Do You Need a Financial Adviser?

Regardless of whether you are considering buying a financial product or looking to establish a long term financial plan, you could possibly find yourself in need of a financial adviser.

There are a number of factors that should be considered when making financial decisions. A financial adviser can help highlight these and suggest the most appropriate route for your own personal needs and circumstances. Advisers offer services ranging from holistic financial planning, to more specialist advice.

What services do financial advisers offer?

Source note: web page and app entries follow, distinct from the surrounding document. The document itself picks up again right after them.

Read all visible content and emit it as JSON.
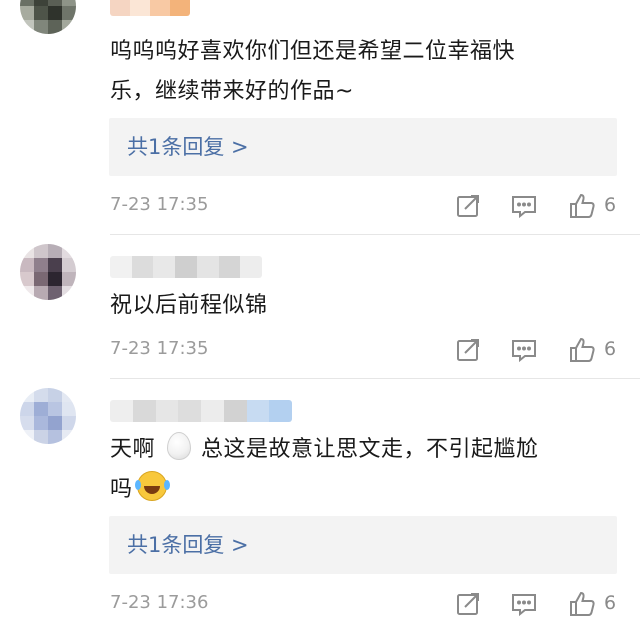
{
  "comments": [
    {
      "text_line1": "呜呜呜好喜欢你们但还是希望二位幸福快",
      "text_line2": "乐，继续带来好的作品~",
      "reply_summary": "共1条回复 >",
      "time": "7-23 17:35",
      "like_count": "6"
    },
    {
      "text_line1": "祝以后前程似锦",
      "time": "7-23 17:35",
      "like_count": "6"
    },
    {
      "text_before_emoji": "天啊",
      "text_after_emoji": "总这是故意让思文走，不引起尴尬",
      "text_line2": "吗",
      "reply_summary": "共1条回复 >",
      "time": "7-23 17:36",
      "like_count": "6"
    }
  ],
  "icons": {
    "share": "share-icon",
    "reply": "comment-icon",
    "like": "thumbs-up-icon",
    "emoji_1": "egg-emoji",
    "emoji_2": "laughing-tears-emoji"
  },
  "colors": {
    "reply_link": "#4b6fa5",
    "meta_text": "#9b9b9b",
    "reply_box_bg": "#f3f3f3"
  }
}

All professional financial advisers need to know their client, this is usually done by completing a ‘fact find’, this process will entail answering questions in detail about your own personal circumstances, establish what your long and short term goals are and the amount of risk you are willing to consider with regards to your investments. This will then allow the adviser to provide recommendations that are suitable to your needs and aspirations.

Types of financial adviser

There are 2 different kinds of financial adviser. An independent adviser, meaning that they offer advice on the full range of investment products from the market or a specific market segment and a restricted adviser, meaning that the range of products or providers they will look at is limited.

The benefits of getting advice

Seeking advice should result in purchasing the right product for you, meeting your needs and expectations whilst taking into consideration your personal circumstances.

Depending on the type of adviser you use, you may also have a wider range of choices than you could possibly access on your own.

The difference between advised and ‘non-advised’ sales

Generally your bank or building society will discuss with you different products and let you decide which route you take.

Although this will allow you to make an informed decision, it doesn’t necessarily ensure you leave with the product that would suit your own personal financial needs and circumstances.

When should you seek financial advice?

The answer depends on the product and your own personal circumstances. You should ask yourself these questions; can you afford to lose any money? Do you have the time to do the research? Do you know what you’re doing when it comes to investing? If something goes wrong, are you able to take responsibility for any bad decisions? If you answered ‘No’ to any of these then you might want to consider seeking financial advice. It might be worth considering the potential financial and emotional cost of not seeking advice and purchasing the wrong product.

Is it cheaper to buy without advice?

If you do not seek advice you will not have to pay a fee. However, not seeking advice could result in purchasing a product which is unsuitable for your needs and goals and some products are only available to purchase through an adviser.

What do you pay for financial advice?

A lot of advisers offer a free initial consultation.

On 31 December 2012, the law regarding financial advice fees changed. Fees are required to be established up front and agreed before any work is carried out.

You can choose to receive on-going advice to insure your investments continue to be appropriate and is invested to achieve it’s optimum performance.

Cash savings products

Because cash products such as cash ISAs and fix rate saving bonds are relatively easy to understand, you may feel that you do not require advice and feel confident to use comparison sites; these products are easy to buy directly from the provider yourself.


Investments such as shares and unit trusts can be purchased directly from the provider. However, this is only recommended if you feel you have sufficient knowledge and are confident with the placement of the investment. These products can be more complex than cash savings products, an adviser will ensure you are aware of the products available to you when making your investment. Not seeking advice could result in purchasing a product that is not suitable for you.


Your employer should offer you a workplace pension. With this they may also offer you access to an adviser who can provide guidance about the scheme.

You can choose to invest in a personal pension; in this case it’s usually best to get advice unless you really understand how these products work. Personal pensions can be used to boost your existing pension savings or to merge different schemes together.
As pensions are long-term investments, you need to ensure you understand the various types of pension available to you and pick the one most suitable for your needs and goals.

Insurance or mortgages

This can be purchased or arranged via a price comparison website or brought directly from the provider. However, it is recommended that you do seek advice for these products to ensure you end up with the correct one for your circumstances. It might also be a good idea to have the range of products and options explained to you. Some products are again only available through an adviser and seeking advice could create the opportunity for a lower rate.

Why Is Life Insurance So Important In Your 20s?

In our 20s the last thing anyone wants to think about is getting ill or, god forbid, worse. Although we still feel like we live care-free lives and have no responsibilities, the reality is that we are now financially independent and this comes with certain responsibility not only to ourselves but to others. If you have any loans, a house, significant other or children, you should be looking at life insurance.

Today, we prioritize our technology and our pets, taking out policies to cover loss and damage to our phone and ensuring vets bills are covered for our furry friends. These are generally the first considerations when thinking about insurance, but why are we not considering ourselves? The main reason is that we don’t get educated to the importance of personal insurance, if you get ill and can’t work, you will most likely seek additional help from your parents or a home care service, which could be costly. Having insurance will absorb some of this financial burden and avoid eating into savings. The mind-set in the UK is also hindered by the NHS, because we have our healthcare provided the financial implications of becoming ill aren’t something we would consider an issue, our initial care is covered and we tend not to think about the ripple effect that could be caused due to illness. Potentially having to pay out of a new phone or an operation for man’s best friend is worrying and costly, thus insurance is an instant thought.

Continue reading “Why Is Life Insurance So Important In Your 20s?”